____ Stored data
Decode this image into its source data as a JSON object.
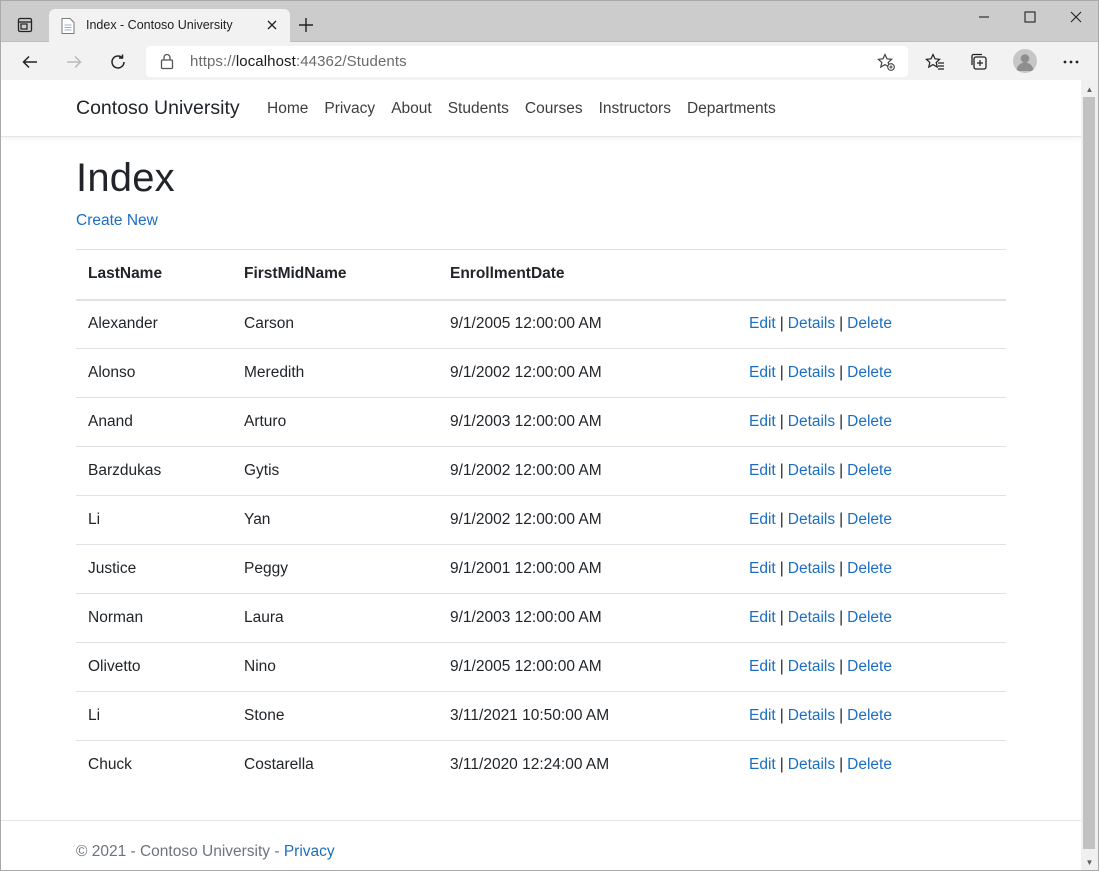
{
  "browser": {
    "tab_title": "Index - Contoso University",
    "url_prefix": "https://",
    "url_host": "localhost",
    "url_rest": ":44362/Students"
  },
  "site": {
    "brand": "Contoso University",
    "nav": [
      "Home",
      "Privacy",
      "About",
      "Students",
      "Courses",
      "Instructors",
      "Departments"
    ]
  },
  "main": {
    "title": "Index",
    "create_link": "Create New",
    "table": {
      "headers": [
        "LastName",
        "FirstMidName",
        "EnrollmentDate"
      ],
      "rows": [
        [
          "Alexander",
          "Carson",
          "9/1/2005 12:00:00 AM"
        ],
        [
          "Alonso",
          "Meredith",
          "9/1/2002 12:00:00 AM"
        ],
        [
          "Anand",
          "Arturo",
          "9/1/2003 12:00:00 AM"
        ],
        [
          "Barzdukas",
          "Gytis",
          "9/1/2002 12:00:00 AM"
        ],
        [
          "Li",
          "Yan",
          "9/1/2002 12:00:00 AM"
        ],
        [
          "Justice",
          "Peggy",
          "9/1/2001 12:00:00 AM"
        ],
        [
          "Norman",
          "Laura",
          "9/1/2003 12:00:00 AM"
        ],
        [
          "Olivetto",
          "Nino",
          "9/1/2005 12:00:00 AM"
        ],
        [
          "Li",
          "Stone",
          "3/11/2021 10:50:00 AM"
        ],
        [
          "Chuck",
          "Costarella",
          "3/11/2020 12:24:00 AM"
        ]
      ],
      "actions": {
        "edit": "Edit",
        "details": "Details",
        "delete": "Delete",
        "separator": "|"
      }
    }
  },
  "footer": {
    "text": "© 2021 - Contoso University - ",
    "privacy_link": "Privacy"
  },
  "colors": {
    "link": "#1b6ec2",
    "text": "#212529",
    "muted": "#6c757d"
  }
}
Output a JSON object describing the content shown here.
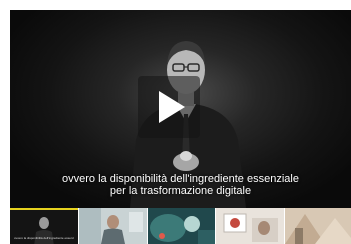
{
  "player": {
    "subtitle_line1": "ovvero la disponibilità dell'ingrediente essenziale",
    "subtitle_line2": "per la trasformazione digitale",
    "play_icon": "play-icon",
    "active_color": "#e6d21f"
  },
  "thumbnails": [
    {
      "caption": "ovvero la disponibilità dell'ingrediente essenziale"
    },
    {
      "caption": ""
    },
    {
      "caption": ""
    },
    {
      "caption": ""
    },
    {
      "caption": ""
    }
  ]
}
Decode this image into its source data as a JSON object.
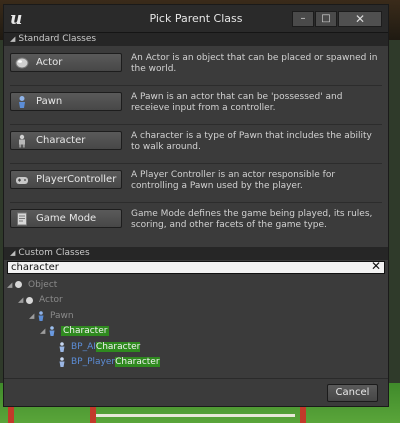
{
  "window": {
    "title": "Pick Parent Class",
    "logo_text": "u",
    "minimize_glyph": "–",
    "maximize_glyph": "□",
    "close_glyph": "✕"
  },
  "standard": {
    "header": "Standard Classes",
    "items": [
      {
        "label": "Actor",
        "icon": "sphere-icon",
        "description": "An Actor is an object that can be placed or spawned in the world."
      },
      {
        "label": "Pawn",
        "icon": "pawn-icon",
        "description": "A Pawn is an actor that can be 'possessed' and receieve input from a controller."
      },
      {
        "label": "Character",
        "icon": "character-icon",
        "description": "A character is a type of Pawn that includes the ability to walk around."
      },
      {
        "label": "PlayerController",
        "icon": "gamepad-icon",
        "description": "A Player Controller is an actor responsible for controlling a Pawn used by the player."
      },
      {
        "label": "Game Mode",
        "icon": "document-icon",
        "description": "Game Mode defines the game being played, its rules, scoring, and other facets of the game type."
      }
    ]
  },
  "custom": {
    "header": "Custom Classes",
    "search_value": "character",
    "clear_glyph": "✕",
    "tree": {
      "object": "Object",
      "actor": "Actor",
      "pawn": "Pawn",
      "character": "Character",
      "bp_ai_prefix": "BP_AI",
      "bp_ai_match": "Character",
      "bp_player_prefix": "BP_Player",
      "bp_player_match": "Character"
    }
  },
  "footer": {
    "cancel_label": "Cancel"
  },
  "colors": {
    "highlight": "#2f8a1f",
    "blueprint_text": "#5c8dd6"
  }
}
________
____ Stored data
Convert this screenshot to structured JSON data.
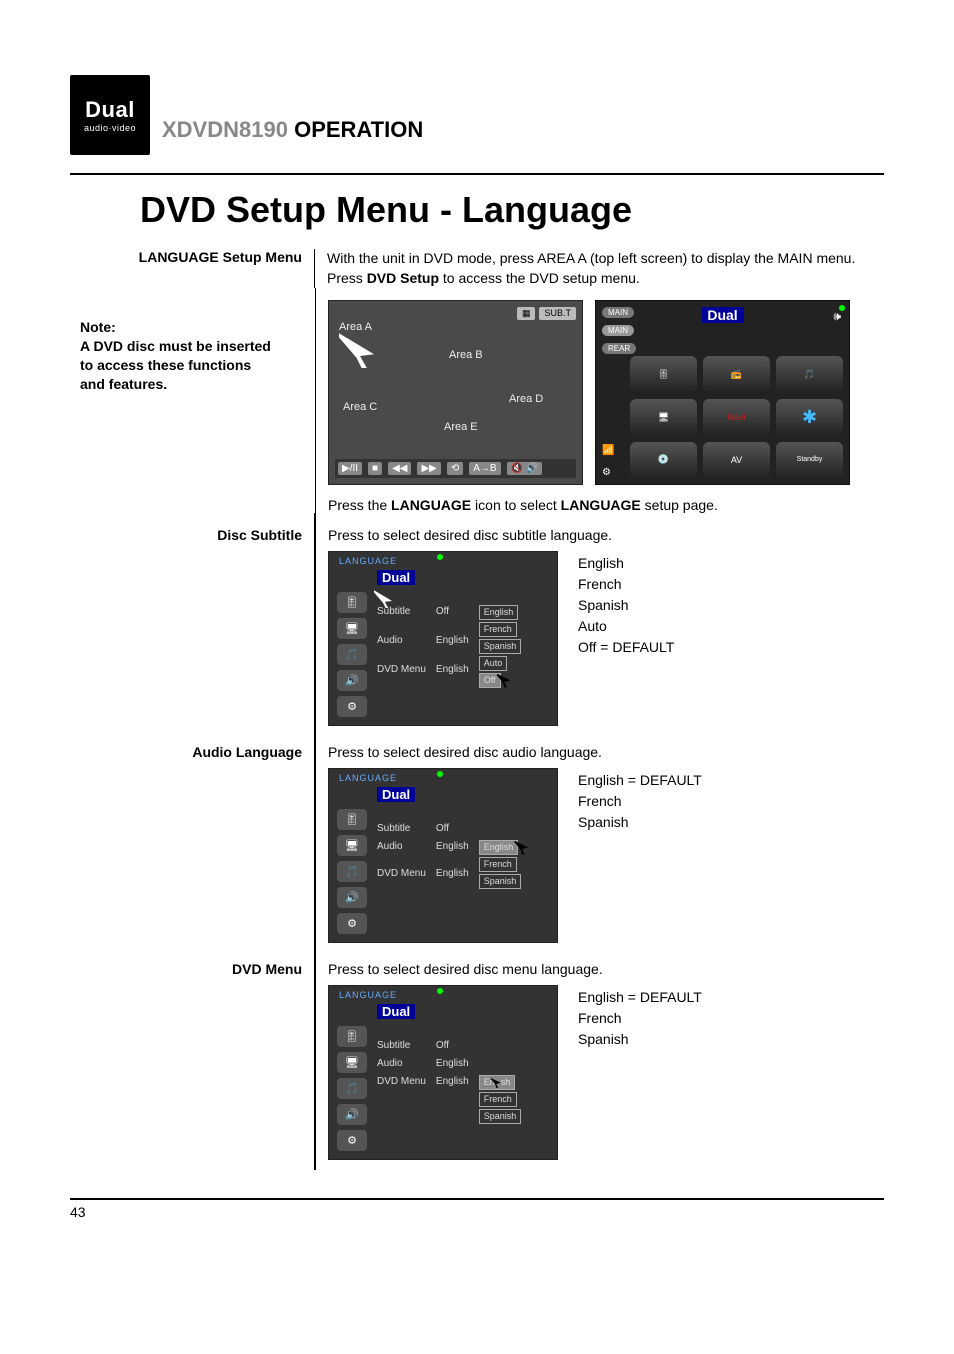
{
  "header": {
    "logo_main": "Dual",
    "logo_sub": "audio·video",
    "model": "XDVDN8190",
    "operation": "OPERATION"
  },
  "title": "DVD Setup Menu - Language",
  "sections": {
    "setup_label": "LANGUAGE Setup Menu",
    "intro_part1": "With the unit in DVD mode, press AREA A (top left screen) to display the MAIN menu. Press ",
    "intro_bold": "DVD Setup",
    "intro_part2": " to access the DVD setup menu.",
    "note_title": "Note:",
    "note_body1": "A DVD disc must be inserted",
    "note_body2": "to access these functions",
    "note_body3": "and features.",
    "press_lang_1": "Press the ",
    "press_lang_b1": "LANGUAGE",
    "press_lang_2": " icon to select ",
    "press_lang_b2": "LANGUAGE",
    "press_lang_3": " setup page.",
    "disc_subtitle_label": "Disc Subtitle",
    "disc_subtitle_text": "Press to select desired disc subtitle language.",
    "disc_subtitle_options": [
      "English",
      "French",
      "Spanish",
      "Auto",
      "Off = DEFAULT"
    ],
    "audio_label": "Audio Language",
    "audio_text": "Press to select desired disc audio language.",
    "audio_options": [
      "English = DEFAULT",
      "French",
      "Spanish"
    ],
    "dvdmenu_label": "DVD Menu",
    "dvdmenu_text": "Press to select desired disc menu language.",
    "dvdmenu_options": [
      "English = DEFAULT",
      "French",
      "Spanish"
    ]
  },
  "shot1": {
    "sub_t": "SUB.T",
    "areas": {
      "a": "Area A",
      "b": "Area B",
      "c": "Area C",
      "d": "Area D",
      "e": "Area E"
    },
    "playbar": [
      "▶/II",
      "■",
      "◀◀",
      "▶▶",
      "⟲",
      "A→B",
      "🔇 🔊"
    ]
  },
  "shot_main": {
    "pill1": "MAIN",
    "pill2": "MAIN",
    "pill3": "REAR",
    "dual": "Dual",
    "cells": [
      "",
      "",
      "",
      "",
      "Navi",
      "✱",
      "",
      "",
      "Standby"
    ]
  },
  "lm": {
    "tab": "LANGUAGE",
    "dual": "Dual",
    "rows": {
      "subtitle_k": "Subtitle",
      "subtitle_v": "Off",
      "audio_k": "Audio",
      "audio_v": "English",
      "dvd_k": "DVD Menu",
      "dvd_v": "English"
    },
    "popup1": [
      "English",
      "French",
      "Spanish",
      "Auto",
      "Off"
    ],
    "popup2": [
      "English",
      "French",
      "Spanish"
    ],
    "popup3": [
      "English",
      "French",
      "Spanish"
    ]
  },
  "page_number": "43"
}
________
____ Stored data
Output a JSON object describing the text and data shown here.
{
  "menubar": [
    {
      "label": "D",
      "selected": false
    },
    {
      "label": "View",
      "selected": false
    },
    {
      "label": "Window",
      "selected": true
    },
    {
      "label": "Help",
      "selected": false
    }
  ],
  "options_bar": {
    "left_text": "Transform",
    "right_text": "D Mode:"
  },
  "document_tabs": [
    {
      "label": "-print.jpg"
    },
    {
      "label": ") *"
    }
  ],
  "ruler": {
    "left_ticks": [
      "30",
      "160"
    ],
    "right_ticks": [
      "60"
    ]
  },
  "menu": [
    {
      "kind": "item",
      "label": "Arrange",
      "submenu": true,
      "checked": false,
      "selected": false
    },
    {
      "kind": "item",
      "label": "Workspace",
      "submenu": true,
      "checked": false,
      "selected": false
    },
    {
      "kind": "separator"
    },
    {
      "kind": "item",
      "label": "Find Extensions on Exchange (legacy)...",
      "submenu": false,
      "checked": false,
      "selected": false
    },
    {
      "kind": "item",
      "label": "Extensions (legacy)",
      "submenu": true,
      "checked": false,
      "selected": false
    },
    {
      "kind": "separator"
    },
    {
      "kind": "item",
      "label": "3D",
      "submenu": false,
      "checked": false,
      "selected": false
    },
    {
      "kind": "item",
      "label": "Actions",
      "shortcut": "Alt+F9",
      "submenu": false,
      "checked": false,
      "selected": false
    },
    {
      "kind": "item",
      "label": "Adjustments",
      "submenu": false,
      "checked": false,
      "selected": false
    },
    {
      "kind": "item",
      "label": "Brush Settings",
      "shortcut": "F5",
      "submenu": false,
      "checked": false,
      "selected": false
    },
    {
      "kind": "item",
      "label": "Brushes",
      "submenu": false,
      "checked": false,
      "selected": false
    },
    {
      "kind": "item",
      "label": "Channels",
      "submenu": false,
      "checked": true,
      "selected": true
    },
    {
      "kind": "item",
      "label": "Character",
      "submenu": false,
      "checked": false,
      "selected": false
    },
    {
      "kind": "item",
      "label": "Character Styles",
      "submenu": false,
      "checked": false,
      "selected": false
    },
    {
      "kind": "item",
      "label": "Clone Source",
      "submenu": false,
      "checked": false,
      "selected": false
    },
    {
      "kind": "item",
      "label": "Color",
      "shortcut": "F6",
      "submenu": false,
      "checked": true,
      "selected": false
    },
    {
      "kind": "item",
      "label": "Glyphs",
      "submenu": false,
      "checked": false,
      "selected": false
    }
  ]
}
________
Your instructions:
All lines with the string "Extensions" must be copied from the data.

Exercise answer:
      "label": "Find Extensions on Exchange (legacy)...",
      "label": "Extensions (legacy)",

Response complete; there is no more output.